Why does the Supreme Court’s ruling against the EPA matter? Oddly enough, it doesn’t change any existing regulations, but it does place limits on future regulations from the EPA and other agencies. Basically, the court is saying that major policies and actions need to come from Congress, not a federal agency. Of course, given the current disfunction in Congress, how likely is that?

Adding further context, Cara Horowitz, the co-executive director of the Emmett Institute on Climate Change and the Environment at UCLA School of Law, explained that the ruling “holds that it is unlawful for EPA to regulate existing power plant climate pollution by requiring generation shifting from dirtier sources to cleaner ones — which my grid expert clients and many others know to be the best, cheapest and fastest way to reduce climate pollution from this sector.”
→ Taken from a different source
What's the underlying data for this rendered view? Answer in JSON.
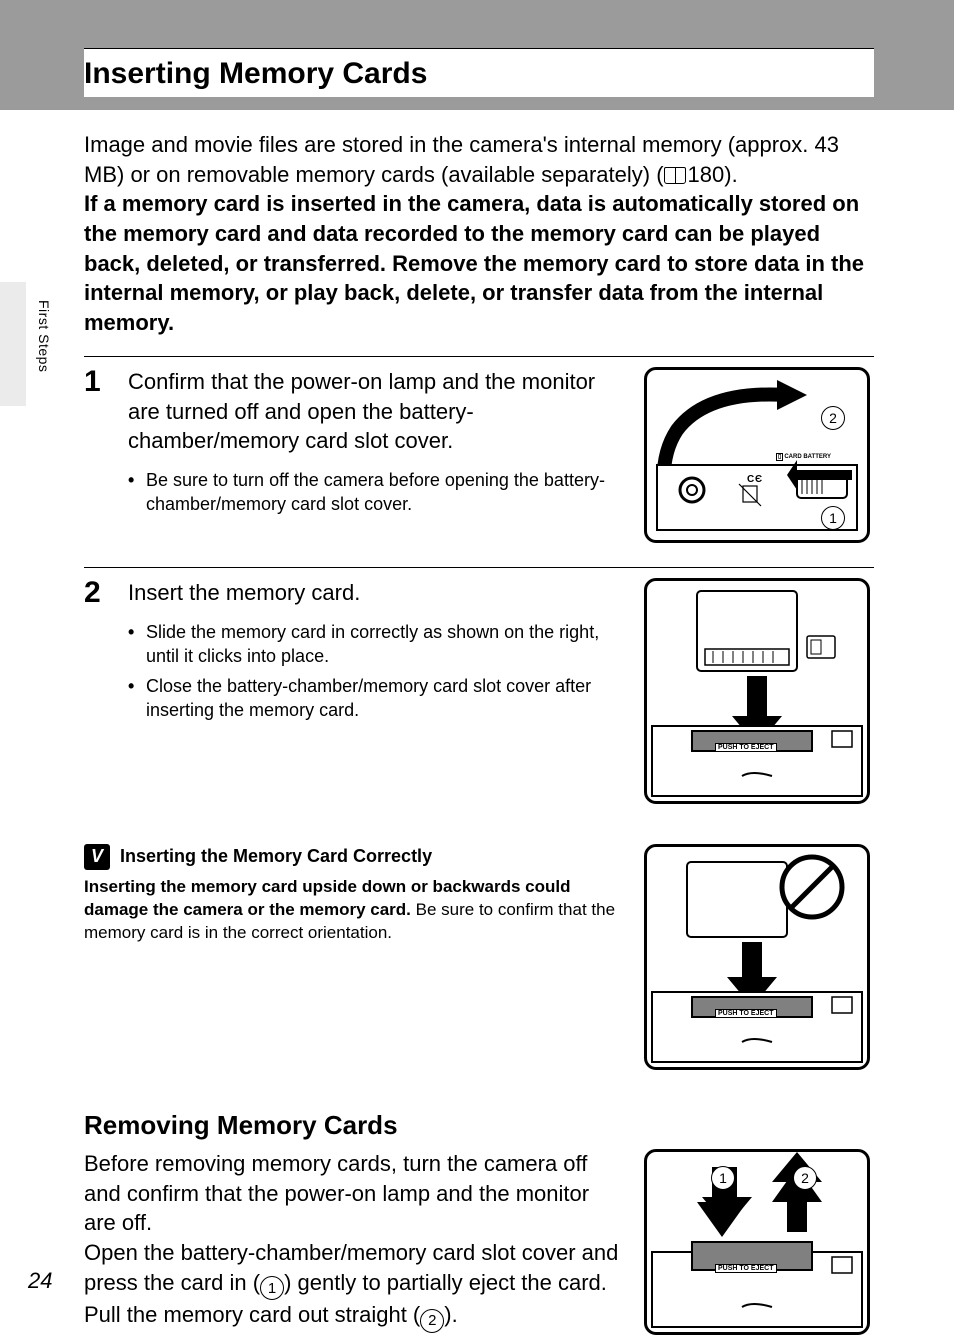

How did this happen? Writing in The New Yorker, Bill McKibben gives some important historical context for the ruling, explaining how it’s “the culmination of a five-decade effort to make sure that the federal government won’t threaten the business status quo.” Echoing that, Emily Sanders of the Center for Climate Integrity wrote that Big Oil finally got what it paid for, and Coral Davenport of The New York Times wrote that the case was “the product of a coordinated, multiyear strategy by Republican attorneys general, conservative legal activists and their funders, several with ties to the oil and coal industries, to use the judicial system to rewrite environmental law, weakening the executive branch’s ability to tackle global warming.” We can be sure that push will continue now that they have this victory under their belts.
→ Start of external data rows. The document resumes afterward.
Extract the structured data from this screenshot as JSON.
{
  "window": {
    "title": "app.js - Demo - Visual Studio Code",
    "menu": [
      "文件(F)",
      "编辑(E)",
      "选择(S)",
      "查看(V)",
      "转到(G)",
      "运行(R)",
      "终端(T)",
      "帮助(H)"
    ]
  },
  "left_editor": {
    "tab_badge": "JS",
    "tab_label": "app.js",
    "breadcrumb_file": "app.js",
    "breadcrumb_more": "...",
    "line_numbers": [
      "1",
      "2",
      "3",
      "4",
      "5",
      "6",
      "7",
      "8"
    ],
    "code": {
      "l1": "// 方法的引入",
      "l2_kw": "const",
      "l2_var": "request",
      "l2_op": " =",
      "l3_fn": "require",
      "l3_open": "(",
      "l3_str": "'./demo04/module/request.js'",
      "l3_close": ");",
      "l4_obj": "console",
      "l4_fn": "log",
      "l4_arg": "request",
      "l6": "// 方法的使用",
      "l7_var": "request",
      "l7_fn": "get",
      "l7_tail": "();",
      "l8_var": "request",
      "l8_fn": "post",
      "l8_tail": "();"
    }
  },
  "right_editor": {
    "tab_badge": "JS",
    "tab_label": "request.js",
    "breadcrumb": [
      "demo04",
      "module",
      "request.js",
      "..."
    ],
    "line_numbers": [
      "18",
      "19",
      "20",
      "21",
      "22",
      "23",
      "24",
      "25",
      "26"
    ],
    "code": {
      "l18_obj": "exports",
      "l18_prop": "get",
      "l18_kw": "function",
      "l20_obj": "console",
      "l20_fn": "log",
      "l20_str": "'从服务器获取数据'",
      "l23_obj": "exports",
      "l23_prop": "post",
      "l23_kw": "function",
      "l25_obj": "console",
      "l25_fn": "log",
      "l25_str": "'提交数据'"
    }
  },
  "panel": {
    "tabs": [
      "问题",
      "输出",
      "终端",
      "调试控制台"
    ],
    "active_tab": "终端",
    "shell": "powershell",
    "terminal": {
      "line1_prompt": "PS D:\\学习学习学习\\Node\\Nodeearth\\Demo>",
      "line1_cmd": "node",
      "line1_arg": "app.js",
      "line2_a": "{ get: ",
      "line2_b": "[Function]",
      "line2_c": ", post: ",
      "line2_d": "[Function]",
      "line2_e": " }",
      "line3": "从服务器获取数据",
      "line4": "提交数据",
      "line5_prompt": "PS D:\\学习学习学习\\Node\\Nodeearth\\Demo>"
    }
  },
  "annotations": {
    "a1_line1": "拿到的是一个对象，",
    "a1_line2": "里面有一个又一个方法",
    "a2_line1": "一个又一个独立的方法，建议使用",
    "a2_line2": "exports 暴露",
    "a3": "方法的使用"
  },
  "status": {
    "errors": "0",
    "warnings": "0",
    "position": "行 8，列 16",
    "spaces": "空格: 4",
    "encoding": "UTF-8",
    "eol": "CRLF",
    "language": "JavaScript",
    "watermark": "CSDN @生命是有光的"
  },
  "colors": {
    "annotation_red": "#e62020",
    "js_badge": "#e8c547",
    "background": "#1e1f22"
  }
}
But all is not lost. Writing on the Legal Planet blog, environmental law professor Dan Farber calls the Supreme Court decision “more than a flesh wound” but emphasizes that “it didn’t hit any vital organs.” He continues: “Chief Justice Roberts’ majority opinion leaves EPA other options to reduce carbon emissions from coal-fired power plants. It also gives a fairly narrow reading to a legal doctrine that could limit the fallout from the case in terms of other regulatory powers.”

On that note, climate journalist Amy Westervelt laid out several ways the EPA, the federal government (especially the Biden administration), state and local governments, and activists can still act on climate. It’s a great roadmap for change.

Looking to the future, this ruling isn’t the only legal threat to environmental protections. Umair Irfan and Neel Dhanesha at Vox highlight some concerning state actions and an upcoming Supreme Court case in October that will determine how the EPA is able to regulate pollution in our waterways.

Finally, here’s an important reminder from the not-so-distant past: what America looked like before the EPA.

Previously in The Revelator:

Life Before the EPA

Creative Commons


John R. Platt

is the editor of The Revelator. An award-winning environmental journalist, his work has appeared in Scientific American, Audubon, Motherboard, and numerous other magazines and publications. His “Extinction Countdown” column has run continuously since 2004 and has covered news and science related to more than 1,000 endangered species. He is a member of the Society of Environmental Journalists and the National Association of Science Writers. John lives on the outskirts of Portland, Ore., where he finds himself surrounded by animals and cartoonists.